◆ ABOUT THIS EXERCISE
Copy out each line containing "birth" from the entries below.

◆ DATA TO EXAMINE
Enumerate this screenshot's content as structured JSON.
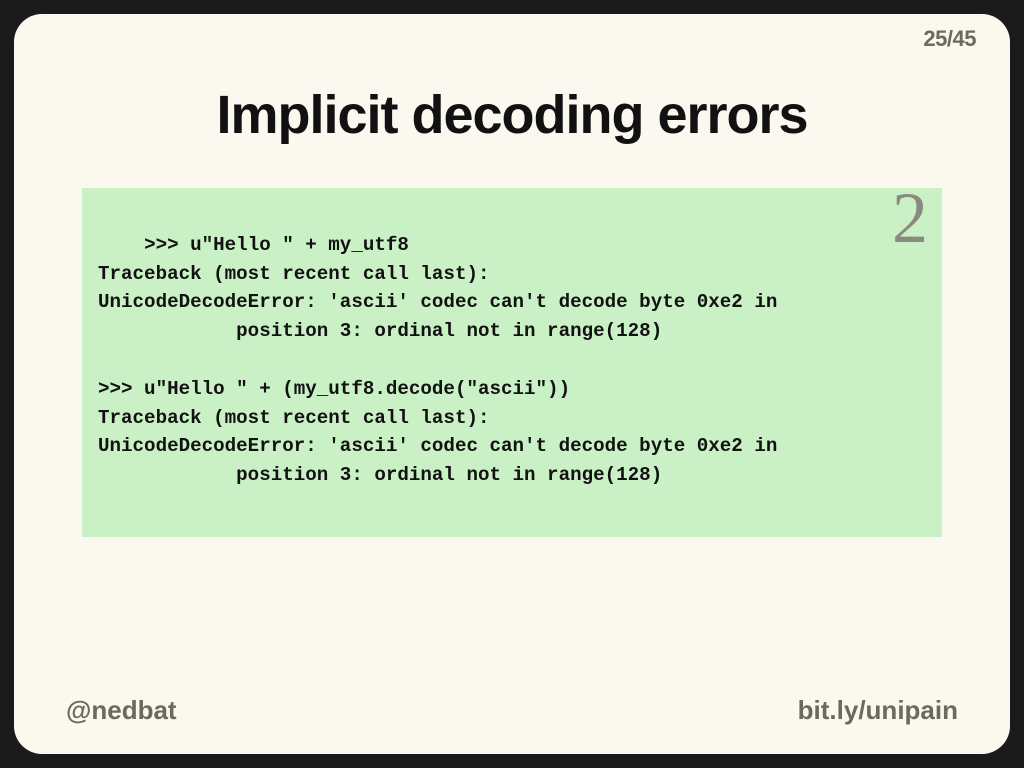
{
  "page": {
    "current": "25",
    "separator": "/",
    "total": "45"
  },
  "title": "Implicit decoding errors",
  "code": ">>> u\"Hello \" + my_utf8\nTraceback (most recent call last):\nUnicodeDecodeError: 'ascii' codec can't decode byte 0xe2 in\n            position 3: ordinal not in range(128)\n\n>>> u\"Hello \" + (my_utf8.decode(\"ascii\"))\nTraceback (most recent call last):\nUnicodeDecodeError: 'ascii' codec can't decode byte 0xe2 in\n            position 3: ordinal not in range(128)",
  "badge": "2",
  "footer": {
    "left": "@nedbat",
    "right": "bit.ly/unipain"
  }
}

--

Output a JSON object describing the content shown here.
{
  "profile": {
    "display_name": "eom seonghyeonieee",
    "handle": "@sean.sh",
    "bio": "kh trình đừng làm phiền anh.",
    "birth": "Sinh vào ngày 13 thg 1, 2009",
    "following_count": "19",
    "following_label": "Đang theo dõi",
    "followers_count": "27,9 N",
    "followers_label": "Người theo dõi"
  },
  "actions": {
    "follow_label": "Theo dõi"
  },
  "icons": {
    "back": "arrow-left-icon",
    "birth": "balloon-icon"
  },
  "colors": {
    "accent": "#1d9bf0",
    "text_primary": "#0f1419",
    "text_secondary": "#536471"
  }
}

◆ EXERCISE OUTPUT
    "birth": "Sinh vào ngày 13 thg 1, 2009",
    "birth": "balloon-icon"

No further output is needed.